June 15 (UPI) — Amid persistent concerns about rising costs in the United States, the Federal Reserve on Wednesday concluded a two-day policy meeting and did something it hasn’t done in almost 30 years — hike key interest rates by 3/4 of a point.
The move was widely expected by most analysts and is seen as a necessary measure to get a better handle on rising inflation.
The last time the central bank increased rates by 3/4 of a point was 1994 — just before the U.S. economy boomed for the remainder of the 1990s.
When the Federal Reserve raises rates, it usually does so in quarter-point increments. But with consumer inflation rising at an annual rate of about 8.6%, which is far above the Fed’s target range, analysts said the central bank has to be aggressive. The Fed increased rates by a half-point at its last policy meeting in early May, which was its largest increase since 2000.
Too much consumer spending combined with other market conditions can cause inflation to rise. By increasing interest rates, the Fed is attempting to get Americans to borrow less, lower demand and freeze prices.
Fed Chairman Jerome Powell will speak about the increase at a news conference at 2:30 p.m. EDT.
Goldman Sachs this week adjusted its forecast and said it expected .75% hikes on Wednesday and at the Fed’s next policy meeting in July, followed by a half-point increase in September. From there, the Fed will make quarter-point hikes in November and December, the investment bank projected.
That would raise the federal funds rate to between 3.25% and 3.5% by the end of 2022. With Wednesday’s hike, the rate is between 1 1/2% and 1 3/4%.

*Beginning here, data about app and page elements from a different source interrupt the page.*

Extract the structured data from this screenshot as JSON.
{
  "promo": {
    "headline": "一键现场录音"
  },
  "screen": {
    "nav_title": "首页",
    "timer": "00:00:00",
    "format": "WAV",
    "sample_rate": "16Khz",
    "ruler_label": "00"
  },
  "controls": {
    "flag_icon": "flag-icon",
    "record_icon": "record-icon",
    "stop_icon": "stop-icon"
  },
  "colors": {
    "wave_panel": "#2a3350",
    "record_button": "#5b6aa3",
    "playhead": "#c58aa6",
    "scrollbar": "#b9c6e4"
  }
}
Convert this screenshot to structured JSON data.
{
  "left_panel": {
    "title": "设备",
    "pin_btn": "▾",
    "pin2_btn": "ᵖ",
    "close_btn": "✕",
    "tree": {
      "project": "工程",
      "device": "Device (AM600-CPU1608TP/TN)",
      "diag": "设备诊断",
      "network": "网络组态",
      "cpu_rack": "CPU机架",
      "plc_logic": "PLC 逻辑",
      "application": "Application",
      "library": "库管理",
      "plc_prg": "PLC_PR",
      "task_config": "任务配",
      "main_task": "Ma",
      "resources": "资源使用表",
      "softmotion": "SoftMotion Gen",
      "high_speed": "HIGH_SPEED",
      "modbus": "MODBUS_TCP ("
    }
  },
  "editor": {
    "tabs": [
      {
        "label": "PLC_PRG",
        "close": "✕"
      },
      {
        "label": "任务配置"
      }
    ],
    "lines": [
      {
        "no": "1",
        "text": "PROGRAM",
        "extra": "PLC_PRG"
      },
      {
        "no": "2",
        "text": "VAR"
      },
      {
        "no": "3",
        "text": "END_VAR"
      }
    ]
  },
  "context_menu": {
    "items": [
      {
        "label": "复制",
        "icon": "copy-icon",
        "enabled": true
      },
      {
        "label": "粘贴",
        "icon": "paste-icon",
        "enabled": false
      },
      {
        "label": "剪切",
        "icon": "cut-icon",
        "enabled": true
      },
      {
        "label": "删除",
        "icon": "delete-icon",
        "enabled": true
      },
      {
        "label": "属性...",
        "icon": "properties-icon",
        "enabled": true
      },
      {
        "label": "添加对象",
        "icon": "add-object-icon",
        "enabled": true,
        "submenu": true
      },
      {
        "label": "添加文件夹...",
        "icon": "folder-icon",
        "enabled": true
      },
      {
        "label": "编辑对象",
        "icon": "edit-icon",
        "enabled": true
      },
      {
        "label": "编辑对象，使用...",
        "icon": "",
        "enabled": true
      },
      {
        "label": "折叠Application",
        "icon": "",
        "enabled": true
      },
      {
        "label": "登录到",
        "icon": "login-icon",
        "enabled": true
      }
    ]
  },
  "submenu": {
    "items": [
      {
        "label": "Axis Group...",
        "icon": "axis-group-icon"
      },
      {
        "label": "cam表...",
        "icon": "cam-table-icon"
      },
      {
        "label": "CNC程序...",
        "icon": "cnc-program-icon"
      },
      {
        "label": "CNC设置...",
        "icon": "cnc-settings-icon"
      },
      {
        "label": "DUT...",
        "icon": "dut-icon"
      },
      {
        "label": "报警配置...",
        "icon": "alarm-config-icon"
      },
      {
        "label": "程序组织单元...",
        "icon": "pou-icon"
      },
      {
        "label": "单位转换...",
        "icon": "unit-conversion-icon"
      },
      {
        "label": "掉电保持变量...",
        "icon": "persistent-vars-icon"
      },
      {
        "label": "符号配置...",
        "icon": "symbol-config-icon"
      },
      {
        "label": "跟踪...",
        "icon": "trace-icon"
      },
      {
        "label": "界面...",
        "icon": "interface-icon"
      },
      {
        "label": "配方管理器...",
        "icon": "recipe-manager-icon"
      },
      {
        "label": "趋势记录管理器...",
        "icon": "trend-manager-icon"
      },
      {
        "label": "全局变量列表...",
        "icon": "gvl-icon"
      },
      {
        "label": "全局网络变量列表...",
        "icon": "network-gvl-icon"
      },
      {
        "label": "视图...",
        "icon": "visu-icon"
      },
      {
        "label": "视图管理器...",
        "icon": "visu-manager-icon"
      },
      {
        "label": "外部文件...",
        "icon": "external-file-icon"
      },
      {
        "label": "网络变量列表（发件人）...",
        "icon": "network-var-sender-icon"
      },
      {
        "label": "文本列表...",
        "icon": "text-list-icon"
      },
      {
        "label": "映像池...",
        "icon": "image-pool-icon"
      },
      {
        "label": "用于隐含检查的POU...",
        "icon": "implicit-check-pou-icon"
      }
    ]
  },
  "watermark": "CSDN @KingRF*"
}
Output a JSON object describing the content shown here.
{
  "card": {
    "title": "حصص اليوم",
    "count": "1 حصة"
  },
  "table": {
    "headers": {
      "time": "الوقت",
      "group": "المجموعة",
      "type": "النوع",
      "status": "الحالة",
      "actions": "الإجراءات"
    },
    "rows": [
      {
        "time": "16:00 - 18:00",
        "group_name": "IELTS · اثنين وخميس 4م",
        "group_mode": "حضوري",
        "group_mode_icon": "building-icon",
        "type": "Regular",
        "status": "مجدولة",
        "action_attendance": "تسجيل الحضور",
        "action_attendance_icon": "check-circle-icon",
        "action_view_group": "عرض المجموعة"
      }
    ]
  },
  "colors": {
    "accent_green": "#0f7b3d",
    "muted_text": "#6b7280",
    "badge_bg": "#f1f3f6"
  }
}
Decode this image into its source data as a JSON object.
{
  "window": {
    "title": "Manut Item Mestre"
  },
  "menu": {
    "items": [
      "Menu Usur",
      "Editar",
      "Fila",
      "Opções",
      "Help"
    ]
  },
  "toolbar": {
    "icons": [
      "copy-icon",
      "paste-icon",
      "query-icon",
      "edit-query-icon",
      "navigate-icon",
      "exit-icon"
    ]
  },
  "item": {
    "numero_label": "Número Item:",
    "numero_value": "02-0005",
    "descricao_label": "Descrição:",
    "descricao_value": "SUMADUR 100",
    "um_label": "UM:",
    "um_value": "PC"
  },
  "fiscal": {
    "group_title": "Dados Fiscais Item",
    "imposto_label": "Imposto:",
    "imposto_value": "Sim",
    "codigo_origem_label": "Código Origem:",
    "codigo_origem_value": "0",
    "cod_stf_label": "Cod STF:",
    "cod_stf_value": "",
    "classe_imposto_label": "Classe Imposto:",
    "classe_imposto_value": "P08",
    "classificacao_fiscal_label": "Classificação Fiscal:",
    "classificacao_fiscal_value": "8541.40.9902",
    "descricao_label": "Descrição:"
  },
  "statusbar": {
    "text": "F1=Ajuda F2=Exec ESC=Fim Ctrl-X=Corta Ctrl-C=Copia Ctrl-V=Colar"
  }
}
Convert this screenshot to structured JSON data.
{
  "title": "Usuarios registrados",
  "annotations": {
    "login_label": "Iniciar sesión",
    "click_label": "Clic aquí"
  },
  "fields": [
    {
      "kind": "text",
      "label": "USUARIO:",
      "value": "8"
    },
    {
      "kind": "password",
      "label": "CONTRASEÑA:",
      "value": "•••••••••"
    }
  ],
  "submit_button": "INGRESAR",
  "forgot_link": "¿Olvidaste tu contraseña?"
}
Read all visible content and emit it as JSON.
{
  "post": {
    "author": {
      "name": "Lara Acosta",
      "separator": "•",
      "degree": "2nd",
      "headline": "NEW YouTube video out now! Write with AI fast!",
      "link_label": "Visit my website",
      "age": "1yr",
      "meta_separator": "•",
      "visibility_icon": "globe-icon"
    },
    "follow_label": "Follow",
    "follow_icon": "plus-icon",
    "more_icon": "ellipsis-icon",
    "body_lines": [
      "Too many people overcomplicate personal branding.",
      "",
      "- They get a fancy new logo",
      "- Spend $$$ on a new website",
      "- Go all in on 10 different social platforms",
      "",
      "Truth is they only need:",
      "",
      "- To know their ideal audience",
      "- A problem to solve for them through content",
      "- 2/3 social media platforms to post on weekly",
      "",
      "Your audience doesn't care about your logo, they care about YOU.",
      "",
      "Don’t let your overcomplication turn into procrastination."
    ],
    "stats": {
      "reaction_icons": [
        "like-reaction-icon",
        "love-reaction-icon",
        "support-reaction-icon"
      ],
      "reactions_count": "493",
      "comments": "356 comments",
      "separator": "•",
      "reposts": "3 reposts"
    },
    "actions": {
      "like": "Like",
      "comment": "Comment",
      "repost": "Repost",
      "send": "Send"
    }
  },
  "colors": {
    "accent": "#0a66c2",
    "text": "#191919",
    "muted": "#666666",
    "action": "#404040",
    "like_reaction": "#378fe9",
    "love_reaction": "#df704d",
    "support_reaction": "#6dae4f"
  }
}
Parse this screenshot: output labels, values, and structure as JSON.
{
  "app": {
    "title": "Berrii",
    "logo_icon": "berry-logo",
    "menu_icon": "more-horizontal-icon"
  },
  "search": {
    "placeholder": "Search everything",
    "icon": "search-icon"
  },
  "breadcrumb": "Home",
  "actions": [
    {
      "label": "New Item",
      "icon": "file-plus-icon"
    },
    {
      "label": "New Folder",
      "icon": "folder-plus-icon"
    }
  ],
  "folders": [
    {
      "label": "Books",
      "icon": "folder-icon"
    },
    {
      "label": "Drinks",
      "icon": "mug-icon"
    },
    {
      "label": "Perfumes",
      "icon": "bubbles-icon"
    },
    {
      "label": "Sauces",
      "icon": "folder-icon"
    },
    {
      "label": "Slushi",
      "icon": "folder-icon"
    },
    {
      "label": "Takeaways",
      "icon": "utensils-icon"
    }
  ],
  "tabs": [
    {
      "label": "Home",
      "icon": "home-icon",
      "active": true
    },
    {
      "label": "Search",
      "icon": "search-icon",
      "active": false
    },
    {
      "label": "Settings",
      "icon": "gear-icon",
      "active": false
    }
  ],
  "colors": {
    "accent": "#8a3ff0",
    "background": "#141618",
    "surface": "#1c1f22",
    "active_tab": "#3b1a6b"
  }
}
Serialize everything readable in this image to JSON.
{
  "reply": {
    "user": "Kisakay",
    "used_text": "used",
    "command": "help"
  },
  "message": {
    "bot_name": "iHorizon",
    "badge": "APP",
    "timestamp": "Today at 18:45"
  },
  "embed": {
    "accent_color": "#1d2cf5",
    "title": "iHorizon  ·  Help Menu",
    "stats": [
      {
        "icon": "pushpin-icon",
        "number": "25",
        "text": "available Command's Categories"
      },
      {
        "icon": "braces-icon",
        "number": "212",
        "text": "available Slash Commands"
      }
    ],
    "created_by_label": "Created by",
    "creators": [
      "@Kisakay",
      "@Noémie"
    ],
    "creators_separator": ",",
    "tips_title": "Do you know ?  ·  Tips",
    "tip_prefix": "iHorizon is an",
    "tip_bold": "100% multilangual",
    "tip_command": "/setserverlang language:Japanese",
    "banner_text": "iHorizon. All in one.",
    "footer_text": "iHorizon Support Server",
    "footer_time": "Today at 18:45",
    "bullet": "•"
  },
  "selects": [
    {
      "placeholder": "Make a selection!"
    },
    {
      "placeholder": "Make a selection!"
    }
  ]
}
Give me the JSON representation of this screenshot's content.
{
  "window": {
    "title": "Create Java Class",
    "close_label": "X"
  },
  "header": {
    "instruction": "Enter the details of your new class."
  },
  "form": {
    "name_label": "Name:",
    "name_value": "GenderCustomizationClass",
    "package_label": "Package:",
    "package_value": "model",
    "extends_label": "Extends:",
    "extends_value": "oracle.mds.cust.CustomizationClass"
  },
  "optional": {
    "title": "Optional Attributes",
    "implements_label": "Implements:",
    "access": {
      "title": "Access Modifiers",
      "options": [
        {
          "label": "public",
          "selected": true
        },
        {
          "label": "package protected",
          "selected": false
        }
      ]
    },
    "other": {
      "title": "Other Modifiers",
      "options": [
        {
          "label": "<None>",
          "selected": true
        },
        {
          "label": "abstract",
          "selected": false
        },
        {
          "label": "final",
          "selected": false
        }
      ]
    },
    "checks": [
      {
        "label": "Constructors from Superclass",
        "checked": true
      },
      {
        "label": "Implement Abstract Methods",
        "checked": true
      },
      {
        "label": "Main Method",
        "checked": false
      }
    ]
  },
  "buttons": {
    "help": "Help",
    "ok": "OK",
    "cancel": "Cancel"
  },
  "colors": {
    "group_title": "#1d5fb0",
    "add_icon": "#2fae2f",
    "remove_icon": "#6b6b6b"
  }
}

Powell expressed some optimism in March about a “soft landing” for the recovering economy, which has been disrupted by COVID-19 and the Russian war in Ukraine. Energy prices, notably gasoline, have been the primary driver of inflation over the past several months.
“I believe that the historical record provides some grounds for optimism: Soft, or at least soft-ish, landings have been relatively common,” Powell said at the time.
In 1994, then-Fed Chairman Alan Greenspan achieved a soft landing when interest rates reached 6% over seven rate hikes — including two half-point increases and a 3/4-point increase to stem inflation after a recession in the early 1990s.
Some economists note, however, that Greenspan proactively raised rates to get ahead of inflation, while Powell has mostly been reactionary. Greenspan was also aided by a robust workforce as baby boomers entered the pinnacle of their careers and immigration numbers were strong. Today, Powell faces a different workforce that’s been whittled down by the COVID-19 pandemic.
“In the past, when you’ve pushed up the unemployment rate, you’ve almost never been able to avoid a full-fledged recession,” former New York Federal Reserve Bank President Bill Dudley told CNN. “The problem the Fed faces is they’re just late.”
The national unemployment rate is historically low, at about 3.6%, the Labor Department said in its jobs report for May. After COVID-19 arrived in early 2020, the unemployment rate soared to more than 15%. Ten years ago, the unemployment rate was about 8%.
The full economic and inflationary outcome that will result from Wednesday’s rate increase, and the rate hikes for the rest of 2022, won’t be known for months.
The Labor Department said last week that consumer prices are up about 8.6% over the past 12 months. On Tuesday, it said producer prices — the cost of goods at the wholesale level, before they reach consumers — are up 10.8% since May 2021.
The Fed’s decision on Wednesday had an immediate impact on Wall Street. By 2:15 p.m., the Dow Jones Industrial Average was up about 140 points. The S&P 500 was up about 30 points and the Nasdaq composite had increased by almost 180 points.